A cell can be thought of as a bag in which the chemistry of life is allowed to occur, partially separated from the environment outside the cell.
The thin membrane which surrounds all cells is essential in controlling exchange between the cell and its environment. It is a very effective barrier, but also allows a controlled traffic of materials across it in both directions.
The membrane is therefore described as partially permeable. If it were freely permeable, life could not exist, because the chemicals of the cell would simply mix with the surrounding chemicals by diffusion.
The study of cells has given rise to an important branch of biology known as cell biology. Cells can now be studied by many different methods, but scientists began simply by looking at them, using various types of microscope.

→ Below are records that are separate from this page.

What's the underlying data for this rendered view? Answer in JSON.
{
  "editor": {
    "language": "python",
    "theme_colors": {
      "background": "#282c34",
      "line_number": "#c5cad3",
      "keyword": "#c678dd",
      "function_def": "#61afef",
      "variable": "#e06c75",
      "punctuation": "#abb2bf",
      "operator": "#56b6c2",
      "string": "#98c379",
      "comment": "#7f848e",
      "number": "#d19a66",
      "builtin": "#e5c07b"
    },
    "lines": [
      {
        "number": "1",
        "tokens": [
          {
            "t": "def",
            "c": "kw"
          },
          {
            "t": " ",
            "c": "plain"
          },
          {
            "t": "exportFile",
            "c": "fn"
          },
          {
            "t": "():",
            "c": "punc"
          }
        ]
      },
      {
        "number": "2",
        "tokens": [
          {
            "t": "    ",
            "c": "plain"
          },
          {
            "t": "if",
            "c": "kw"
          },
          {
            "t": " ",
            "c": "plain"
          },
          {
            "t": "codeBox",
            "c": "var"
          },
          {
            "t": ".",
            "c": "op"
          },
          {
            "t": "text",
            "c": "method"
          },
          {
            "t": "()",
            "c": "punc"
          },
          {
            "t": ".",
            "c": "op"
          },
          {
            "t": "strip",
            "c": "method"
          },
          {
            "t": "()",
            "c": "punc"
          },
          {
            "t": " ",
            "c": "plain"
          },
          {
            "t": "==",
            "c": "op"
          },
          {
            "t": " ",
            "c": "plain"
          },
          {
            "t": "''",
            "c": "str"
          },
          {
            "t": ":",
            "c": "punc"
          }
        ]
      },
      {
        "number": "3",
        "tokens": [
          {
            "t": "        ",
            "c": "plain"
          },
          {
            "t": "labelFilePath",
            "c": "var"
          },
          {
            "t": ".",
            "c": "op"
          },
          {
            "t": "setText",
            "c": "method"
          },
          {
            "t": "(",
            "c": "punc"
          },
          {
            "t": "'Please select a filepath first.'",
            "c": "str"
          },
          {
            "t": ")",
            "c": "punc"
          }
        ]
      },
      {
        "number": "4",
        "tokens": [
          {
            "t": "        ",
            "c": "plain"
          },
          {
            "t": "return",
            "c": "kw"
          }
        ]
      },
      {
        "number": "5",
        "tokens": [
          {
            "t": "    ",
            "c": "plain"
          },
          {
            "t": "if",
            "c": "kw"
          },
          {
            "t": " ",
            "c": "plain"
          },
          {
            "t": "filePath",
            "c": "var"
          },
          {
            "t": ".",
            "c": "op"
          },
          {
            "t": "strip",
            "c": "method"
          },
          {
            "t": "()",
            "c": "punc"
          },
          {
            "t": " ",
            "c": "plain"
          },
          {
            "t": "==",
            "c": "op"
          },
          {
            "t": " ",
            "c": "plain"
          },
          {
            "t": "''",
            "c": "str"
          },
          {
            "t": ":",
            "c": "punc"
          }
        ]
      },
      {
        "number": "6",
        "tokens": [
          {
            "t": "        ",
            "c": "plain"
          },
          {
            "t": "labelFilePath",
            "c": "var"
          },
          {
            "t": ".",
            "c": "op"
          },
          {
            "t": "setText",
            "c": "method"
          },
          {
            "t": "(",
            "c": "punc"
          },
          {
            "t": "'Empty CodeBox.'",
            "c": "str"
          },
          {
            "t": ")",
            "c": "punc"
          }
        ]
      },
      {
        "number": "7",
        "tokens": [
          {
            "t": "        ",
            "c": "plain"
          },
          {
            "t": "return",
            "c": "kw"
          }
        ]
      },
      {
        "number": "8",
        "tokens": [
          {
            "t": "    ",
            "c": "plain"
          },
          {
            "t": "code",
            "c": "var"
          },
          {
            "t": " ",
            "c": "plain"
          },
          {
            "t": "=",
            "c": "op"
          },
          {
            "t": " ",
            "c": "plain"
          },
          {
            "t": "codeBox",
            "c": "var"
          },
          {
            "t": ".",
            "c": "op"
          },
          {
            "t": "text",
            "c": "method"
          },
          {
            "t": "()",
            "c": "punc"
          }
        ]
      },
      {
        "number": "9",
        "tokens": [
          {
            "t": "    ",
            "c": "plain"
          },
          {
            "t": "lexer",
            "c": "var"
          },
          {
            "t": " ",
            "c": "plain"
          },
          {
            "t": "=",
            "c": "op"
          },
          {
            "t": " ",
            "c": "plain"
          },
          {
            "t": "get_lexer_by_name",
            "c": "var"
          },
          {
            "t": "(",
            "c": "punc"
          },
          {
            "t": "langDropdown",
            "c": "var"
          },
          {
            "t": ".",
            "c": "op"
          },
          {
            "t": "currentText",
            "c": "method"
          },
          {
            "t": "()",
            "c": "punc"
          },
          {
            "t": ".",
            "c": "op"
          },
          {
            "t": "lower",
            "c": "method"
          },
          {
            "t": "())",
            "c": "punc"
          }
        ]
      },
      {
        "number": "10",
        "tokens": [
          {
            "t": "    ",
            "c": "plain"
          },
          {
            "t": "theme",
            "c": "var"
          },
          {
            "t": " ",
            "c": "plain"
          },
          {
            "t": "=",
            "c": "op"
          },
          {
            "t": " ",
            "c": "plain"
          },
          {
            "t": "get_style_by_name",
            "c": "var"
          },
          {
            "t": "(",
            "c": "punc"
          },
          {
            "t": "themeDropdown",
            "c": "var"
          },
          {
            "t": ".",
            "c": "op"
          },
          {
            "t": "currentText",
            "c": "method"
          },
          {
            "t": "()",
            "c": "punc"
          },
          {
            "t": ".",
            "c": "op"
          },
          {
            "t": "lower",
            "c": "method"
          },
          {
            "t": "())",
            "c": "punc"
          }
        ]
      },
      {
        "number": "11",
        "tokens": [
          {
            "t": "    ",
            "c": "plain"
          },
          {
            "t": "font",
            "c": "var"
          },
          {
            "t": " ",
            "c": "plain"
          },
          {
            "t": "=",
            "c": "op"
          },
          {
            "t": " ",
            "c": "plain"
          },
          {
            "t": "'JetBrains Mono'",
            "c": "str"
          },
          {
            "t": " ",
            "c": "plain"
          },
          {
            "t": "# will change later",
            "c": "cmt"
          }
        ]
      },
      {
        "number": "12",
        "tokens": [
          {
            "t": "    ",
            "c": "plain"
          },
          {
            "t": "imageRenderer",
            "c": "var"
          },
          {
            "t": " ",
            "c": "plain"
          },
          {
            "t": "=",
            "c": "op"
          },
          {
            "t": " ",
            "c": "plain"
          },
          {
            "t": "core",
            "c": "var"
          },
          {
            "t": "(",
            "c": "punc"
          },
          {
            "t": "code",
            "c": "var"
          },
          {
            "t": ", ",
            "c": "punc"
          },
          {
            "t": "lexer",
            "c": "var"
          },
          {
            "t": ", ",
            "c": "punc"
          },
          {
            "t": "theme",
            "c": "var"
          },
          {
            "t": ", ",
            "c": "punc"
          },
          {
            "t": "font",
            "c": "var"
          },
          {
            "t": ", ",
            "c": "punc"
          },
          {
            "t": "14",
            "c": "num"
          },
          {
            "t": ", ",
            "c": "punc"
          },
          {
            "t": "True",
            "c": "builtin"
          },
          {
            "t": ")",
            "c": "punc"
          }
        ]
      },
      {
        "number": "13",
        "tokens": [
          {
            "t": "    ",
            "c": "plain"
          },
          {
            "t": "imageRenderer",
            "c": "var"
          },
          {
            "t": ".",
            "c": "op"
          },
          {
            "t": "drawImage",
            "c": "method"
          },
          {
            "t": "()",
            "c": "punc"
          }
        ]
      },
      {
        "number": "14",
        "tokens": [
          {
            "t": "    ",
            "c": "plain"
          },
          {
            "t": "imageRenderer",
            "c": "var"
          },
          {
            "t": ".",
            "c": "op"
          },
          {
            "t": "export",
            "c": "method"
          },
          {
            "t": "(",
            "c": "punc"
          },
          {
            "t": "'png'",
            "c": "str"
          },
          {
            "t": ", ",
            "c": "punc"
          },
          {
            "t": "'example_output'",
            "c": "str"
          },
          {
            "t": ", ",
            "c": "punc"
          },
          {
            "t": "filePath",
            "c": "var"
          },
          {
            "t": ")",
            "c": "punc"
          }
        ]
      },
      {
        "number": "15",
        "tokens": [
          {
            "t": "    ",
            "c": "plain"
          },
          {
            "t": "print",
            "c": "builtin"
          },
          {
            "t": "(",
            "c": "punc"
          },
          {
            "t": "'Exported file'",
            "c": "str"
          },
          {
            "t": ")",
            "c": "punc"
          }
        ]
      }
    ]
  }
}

There are two fundamentally different types of microscope now in use: the light microscope and the electron microscope. Both use a form of radiation in order to create an image of the specimen being examined.
The light microscope uses light as a source of radiation, while the electron microscope uses electrons, for reasons which are discussed later.
The golden age' of light microscopy could be said to be the 19th century. Microscopes had been available since the beginning of the 17th century but, when dramatic improvements were made in the quality of glass lenses in the early 19th century, interest among scientists became widespread.
The fascination of the microscopic world that opened up in biology inspired rapid progress both in microscope design and, equally importantly, in preparing material for examination with microscopes. This branch of biology is known as cytology. Figure 1.3 shows how the light microscope works.
By 1900, all the structures shown in Figures 1.4 and 1.5 had been discovered. Figure 1.4 shows the structure of a generalised animal cell and Figure 1.5 the structure of a generalised plant cell as seen with a light microscope.
(A generalised cell shows all the structures that are typically found in a cell.) Figure 1.6 shows some actual human cells and Figure 1.7 shows an actual plant cell taken from a leaf.